- 2 cups broth (any flavor)
- ¼ tsp salt
- Start by rinsing the quinoa. Pour the quinoa into a fine-meshed colander in your sink. Run cold water over the quinoa for 60 seconds. Drain well. (This removes any bitterness.)
- Combine the rinsed quinoa and broth in a saucepan. Bring the mixture to a boil over medium-high heat, then decrease the heat to maintain a gentle simmer.
- Cook until the quinoa has absorbed all of the water, about 10 to 20 minutes.
- Remove from heat, cover, and let the quinoa sit for 5 minutes. This will help the quinoa become fluffy. Remove the lid and stir with a fork.
- Season with salt, to taste.
- The basic formula is 1 part uncooked quinoa to 2 parts broth (any kind). Add salt to taste after cooking when you use broth, to avoid over-seasoning
- Smaller batches (1-2 cups of uncooked quinoa) will be ready faster than larger.
- Adding garlic to warm quinoa is fantastic.
- Adding chopped fresh cilantro is a win every time.
Hand Size Portions
Some handy advice: You can use your hands to practice calorie control without weighing and measuring.
Using hand position size is an alternative way to decide how much to eat visually. It gives you a way to quickly estimate what's on your plate, using protein, vegetables, carbohydrates, and fat. It's an alternative to counting macros which generally has you weighing and reading nutrition labels to count protein, carbohydrates, and fat.
To learn more, read How to Get Started with Hand Portion Sizes.
Michelle Johnson Jerome is an expert on busting through perfectionism. She is passionate about helping others live life with purpose and joy. By drawing on her extensive experience as a nutrition coach, personal trainer, and yoga instructor she helps develop a realistic approach to goal setting that allows you to make progress and stop obsessing over mistakes.

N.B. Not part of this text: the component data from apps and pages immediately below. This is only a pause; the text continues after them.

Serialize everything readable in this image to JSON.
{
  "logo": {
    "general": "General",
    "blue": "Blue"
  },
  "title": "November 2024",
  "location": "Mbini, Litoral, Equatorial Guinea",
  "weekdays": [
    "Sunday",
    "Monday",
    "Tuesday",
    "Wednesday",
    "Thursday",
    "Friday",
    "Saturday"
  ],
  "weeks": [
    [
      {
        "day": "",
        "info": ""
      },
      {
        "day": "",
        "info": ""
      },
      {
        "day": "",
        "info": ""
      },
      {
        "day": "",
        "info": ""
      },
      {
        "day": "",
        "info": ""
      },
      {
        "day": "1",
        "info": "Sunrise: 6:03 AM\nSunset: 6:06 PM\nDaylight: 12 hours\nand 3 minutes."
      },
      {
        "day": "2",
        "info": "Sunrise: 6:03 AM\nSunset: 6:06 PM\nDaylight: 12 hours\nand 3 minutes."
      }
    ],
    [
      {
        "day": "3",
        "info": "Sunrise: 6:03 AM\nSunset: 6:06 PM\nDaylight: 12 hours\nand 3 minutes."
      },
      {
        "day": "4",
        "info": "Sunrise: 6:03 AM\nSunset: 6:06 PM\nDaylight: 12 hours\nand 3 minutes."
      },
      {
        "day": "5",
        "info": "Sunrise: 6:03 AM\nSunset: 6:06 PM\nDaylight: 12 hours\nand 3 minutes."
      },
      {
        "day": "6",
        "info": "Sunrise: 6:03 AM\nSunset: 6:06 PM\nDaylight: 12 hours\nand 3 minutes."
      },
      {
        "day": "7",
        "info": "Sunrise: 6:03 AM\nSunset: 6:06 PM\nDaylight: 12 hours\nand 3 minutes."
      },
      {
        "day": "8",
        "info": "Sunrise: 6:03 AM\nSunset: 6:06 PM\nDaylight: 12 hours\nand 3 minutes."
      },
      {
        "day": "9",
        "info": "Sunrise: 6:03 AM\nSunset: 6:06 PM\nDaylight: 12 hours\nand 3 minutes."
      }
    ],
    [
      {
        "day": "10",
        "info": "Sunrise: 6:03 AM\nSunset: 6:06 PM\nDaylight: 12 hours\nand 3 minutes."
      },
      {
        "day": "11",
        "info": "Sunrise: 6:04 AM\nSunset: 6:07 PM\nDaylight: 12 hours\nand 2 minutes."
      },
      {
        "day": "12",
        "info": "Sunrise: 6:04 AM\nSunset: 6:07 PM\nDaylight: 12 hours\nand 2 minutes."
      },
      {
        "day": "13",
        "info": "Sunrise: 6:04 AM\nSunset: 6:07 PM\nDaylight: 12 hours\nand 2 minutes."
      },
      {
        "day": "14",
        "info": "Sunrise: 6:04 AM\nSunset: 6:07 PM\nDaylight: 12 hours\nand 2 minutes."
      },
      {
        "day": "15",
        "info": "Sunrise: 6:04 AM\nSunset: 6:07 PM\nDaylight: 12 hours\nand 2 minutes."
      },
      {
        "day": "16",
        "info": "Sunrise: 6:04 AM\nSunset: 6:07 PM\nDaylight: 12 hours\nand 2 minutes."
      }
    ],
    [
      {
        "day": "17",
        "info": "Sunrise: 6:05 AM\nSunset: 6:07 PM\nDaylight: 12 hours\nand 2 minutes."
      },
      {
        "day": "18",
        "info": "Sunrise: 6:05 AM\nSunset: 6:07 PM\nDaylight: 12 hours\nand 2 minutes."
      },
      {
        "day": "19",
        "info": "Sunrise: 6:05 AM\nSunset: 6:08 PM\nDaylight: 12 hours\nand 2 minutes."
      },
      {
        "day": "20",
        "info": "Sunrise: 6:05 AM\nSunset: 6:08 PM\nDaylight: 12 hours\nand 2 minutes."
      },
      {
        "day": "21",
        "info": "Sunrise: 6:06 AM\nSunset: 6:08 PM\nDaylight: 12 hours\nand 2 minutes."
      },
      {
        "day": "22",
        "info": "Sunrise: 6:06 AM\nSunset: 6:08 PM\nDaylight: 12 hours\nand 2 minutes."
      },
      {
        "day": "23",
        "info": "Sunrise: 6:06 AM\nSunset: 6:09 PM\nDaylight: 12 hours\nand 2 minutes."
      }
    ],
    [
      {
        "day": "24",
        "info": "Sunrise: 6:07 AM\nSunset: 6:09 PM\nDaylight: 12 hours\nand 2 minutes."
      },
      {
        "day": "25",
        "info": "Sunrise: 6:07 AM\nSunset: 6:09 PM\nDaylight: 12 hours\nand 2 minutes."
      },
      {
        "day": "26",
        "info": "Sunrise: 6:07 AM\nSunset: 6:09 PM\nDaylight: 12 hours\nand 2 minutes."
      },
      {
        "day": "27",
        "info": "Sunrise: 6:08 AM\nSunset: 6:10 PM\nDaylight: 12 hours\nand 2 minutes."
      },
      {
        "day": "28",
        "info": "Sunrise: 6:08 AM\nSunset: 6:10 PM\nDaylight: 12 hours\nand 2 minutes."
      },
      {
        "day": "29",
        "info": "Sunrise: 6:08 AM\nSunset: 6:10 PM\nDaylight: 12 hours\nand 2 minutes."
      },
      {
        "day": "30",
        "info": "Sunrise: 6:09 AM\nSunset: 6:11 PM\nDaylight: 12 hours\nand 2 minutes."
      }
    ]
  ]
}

Find other articles written by Michelle on her coach profile. Discover your "easy button": learn how to manage life's unpleasant parts so you can move forward, reach your goals, and live your best life.